EXERCISE ▸ Each line in the listing below that contains "type" should be returned.

DATASET RECORDS ▸
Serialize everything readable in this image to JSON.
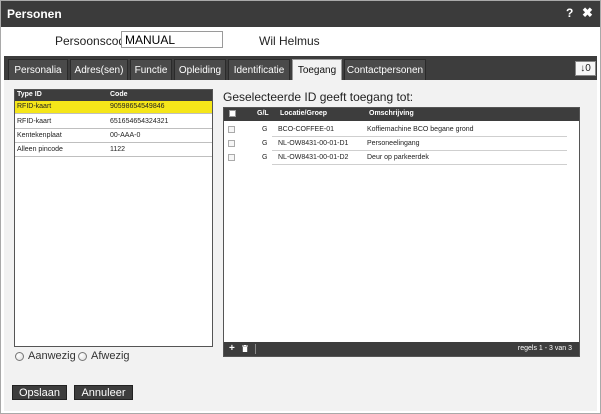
{
  "window": {
    "title": "Personen",
    "help_label": "?",
    "close_label": "✖"
  },
  "header": {
    "code_label": "Persoonscode:",
    "code_value": "MANUAL",
    "person_name": "Wil Helmus"
  },
  "tabs": [
    {
      "label": "Personalia"
    },
    {
      "label": "Adres(sen)"
    },
    {
      "label": "Functie"
    },
    {
      "label": "Opleiding"
    },
    {
      "label": "Identificatie"
    },
    {
      "label": "Toegang"
    },
    {
      "label": "Contactpersonen"
    }
  ],
  "active_tab": "Toegang",
  "tab_counter": "↓0",
  "id_list": {
    "columns": {
      "type": "Type ID",
      "code": "Code"
    },
    "rows": [
      {
        "type": "RFID-kaart",
        "code": "90598654549846"
      },
      {
        "type": "RFID-kaart",
        "code": "651654654324321"
      },
      {
        "type": "Kentekenplaat",
        "code": "00-AAA-0"
      },
      {
        "type": "Alleen pincode",
        "code": "1122"
      }
    ],
    "selected_index": 0,
    "highlight_color": "#f5e619"
  },
  "presence": {
    "present_label": "Aanwezig",
    "absent_label": "Afwezig"
  },
  "access": {
    "title": "Geselecteerde ID geeft toegang tot:",
    "columns": {
      "gl": "G/L",
      "location": "Locatie/Groep",
      "description": "Omschrijving"
    },
    "rows": [
      {
        "gl": "G",
        "location": "BCO-COFFEE-01",
        "description": "Koffiemachine BCO begane grond"
      },
      {
        "gl": "G",
        "location": "NL-OW8431-00-01-D1",
        "description": "Personeelingang"
      },
      {
        "gl": "G",
        "location": "NL-OW8431-00-01-D2",
        "description": "Deur op parkeerdek"
      }
    ],
    "add_label": "+",
    "pager": "regels 1 - 3 van 3"
  },
  "buttons": {
    "save": "Opslaan",
    "cancel": "Annuleer"
  },
  "colors": {
    "titlebar": "#3b3b3b",
    "dark": "#3d3d3d",
    "panel": "#f2f2f2"
  }
}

FINAL ANSWER ▸
      "type": "Type ID",
        "type": "RFID-kaart",
        "type": "RFID-kaart",
        "type": "Kentekenplaat",
        "type": "Alleen pincode",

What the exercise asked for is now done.